Tan Sri Dato' Setia Haji Ambrin Buang
May 10, 2012 | By Zarina Abu Bakar
Accountability and Integrity are two of the most important qualities in any organisation but especially in the public sector where the stakeholder are millions of taxpayers and at stake is the country’s future. With the rakyat’s voice growing more strident over what they perceive to be negligent and fraudulent acts by public officials that result in billions of public funds being squandered, demands for accountability and integrity have grown to a clamour that cannot be ignored.
Tan Sri Ambrin Buang, the Auditor-General of Malaysia, agrees that there is “increasing public awareness, if not concern, regarding weaknesses in public sector financial management and service delivery by the country’s public servants”. This is why the Auditor-General’s report is “eagerly awaited by the public at large who are increasingly vocal about the perceived inaction by the relevant government agencies to rectify the weaknesses exposed by the AG”.
Tan Sri Ambrin was speaking at the 14th Perdana Discourse Series jointly organised by the Perdana Leadership Foundation and UiTM. The theme of the Discourse was “Enhancing Accountability and Integrity in the Malaysian Public Sector – Are We Doing Enough?” and the event was attended by around 200 people, mostly students and academics.

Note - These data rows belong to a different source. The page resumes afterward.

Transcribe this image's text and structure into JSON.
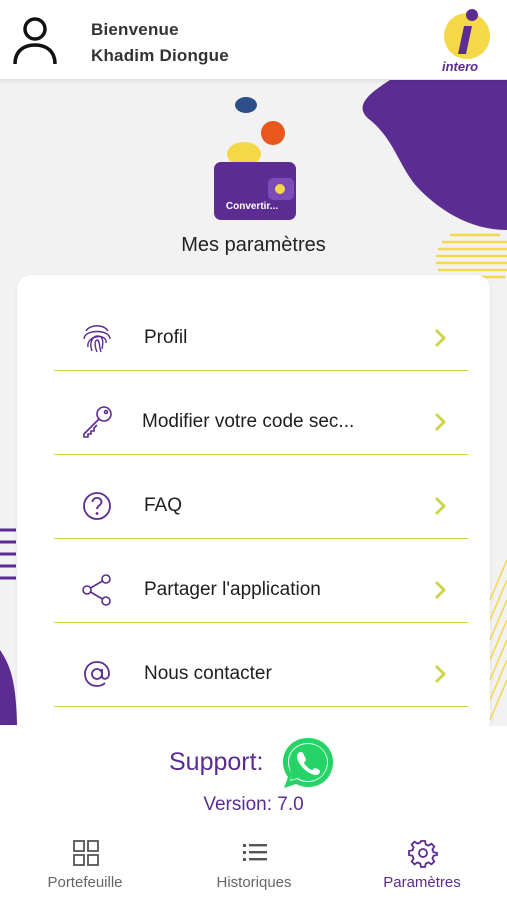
{
  "header": {
    "greeting": "Bienvenue",
    "user_name": "Khadim Diongue",
    "logo_text": "intero"
  },
  "hero": {
    "wallet_label": "Convertir...",
    "title": "Mes paramètres"
  },
  "menu": {
    "items": [
      {
        "label": "Profil",
        "icon": "fingerprint-icon"
      },
      {
        "label": "Modifier votre code sec...",
        "icon": "key-icon"
      },
      {
        "label": "FAQ",
        "icon": "question-circle-icon"
      },
      {
        "label": "Partager l'application",
        "icon": "share-icon"
      },
      {
        "label": "Nous contacter",
        "icon": "at-sign-icon"
      }
    ]
  },
  "support": {
    "label": "Support:",
    "icon": "whatsapp-icon",
    "version": "Version: 7.0"
  },
  "nav": {
    "items": [
      {
        "label": "Portefeuille",
        "icon": "grid-icon",
        "active": false
      },
      {
        "label": "Historiques",
        "icon": "list-icon",
        "active": false
      },
      {
        "label": "Paramètres",
        "icon": "gear-icon",
        "active": true
      }
    ]
  },
  "colors": {
    "brand_purple": "#5b2c91",
    "accent_lime": "#cdd64a",
    "accent_yellow": "#f5d848",
    "accent_orange": "#e8571b",
    "whatsapp_green": "#25d366"
  }
}
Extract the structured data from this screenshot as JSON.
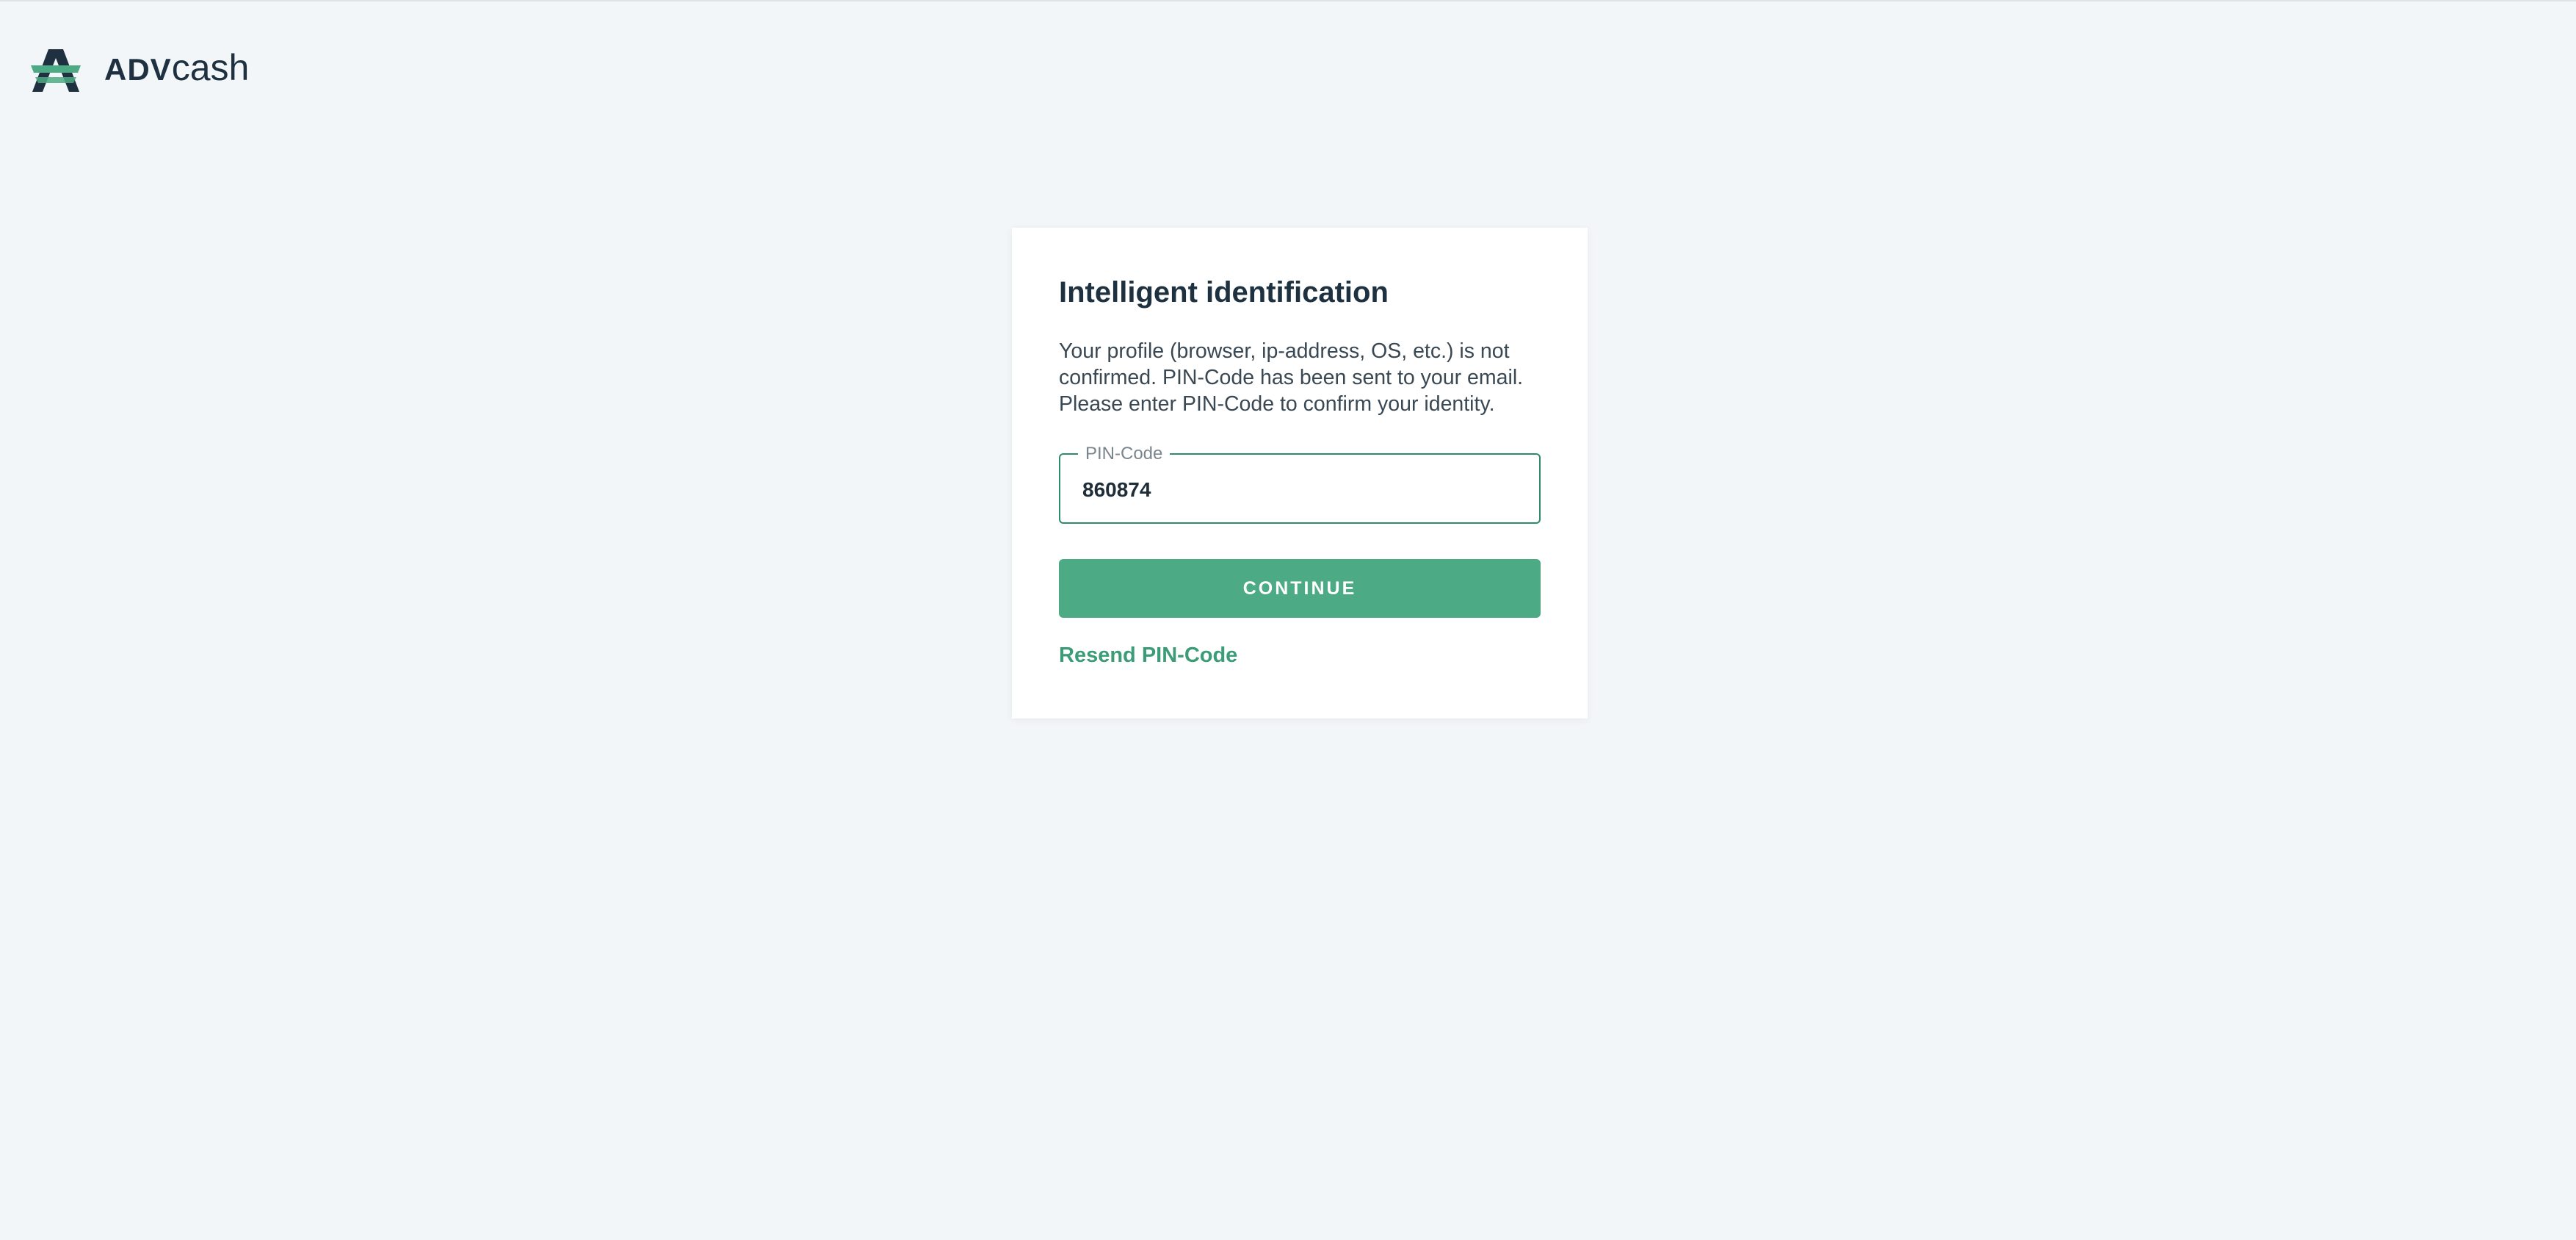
{
  "brand": {
    "logo_icon": "advcash-logo-icon",
    "name_bold": "ADV",
    "name_light": "cash",
    "colors": {
      "mark_dark": "#1f3140",
      "mark_green": "#4cab84"
    }
  },
  "card": {
    "title": "Intelligent identification",
    "description": "Your profile (browser, ip-address, OS, etc.) is not confirmed. PIN-Code has been sent to your email. Please enter PIN-Code to confirm your identity.",
    "pin_field": {
      "label": "PIN-Code",
      "value": "860874"
    },
    "continue_label": "CONTINUE",
    "resend_label": "Resend PIN-Code"
  },
  "colors": {
    "background": "#f2f6f9",
    "accent": "#4cab84",
    "field_border": "#2e8b6e",
    "link": "#3c9c78",
    "title_text": "#1e3140"
  }
}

In his 45-minute keynote address, Tan Sri Ambrin explained about the role and limitations of the Auditor-General’s Office (Jabatan Audit Negara or JAN). Auditing is conducted on a random sampling basis and it is impossible for JAN to cover every government agency and project. JAN has a staff size of 2,000 nationwide whereas the Malaysian public service is 1.4 million strong and managing billions of Ringgit.
At the federal level, JAN is the external auditor of 25 Ministries, 120 statutory bodies, and 110 departments and agencies, conducting attestation audits on financial statements, compliance audits on financial management and performance audits on government programmes, projects and activities. For financial statements, JAN covers the Federal Government accounts, 13 state accounts and the accounts of Federal and state statutory bodies like the EPF, Bank Negara Malaysia, Felda, Bank Simpanan Nasional, LTAT and Bank Kerjasama Rakyat.
It is thus important for external audits to be complemented by internal audits, and to be effective, Tan Sri Ambrin advised that the head of internal audit be of equal rank to divisional heads of ministries or agencies so that his views are given due respect. Of course, the value of internal audit will depend on the response by departmental and agency heads who, he stressed, need to take stern action against staff identified in internal audits.
The failure to take action is often the cause of widespread fraud or negligence. “In the past,” he said, “we observe that these heads are rather reluctant to penalise their staff out of sympathy or simply to protect the good image of their department or agency…how much action has been taken by those heads on the findings of their own internal audit? Not many that I know.”
Without swift action and leadership that sets a firm tone against fraud and corruption, the noble calls for accountability, integrity and transparency would remain mere lip service, Tan Sri Ambrin said.
To read the whole speech by Tan Sri Ambrin Buang, after the jump.
Continue Reading >>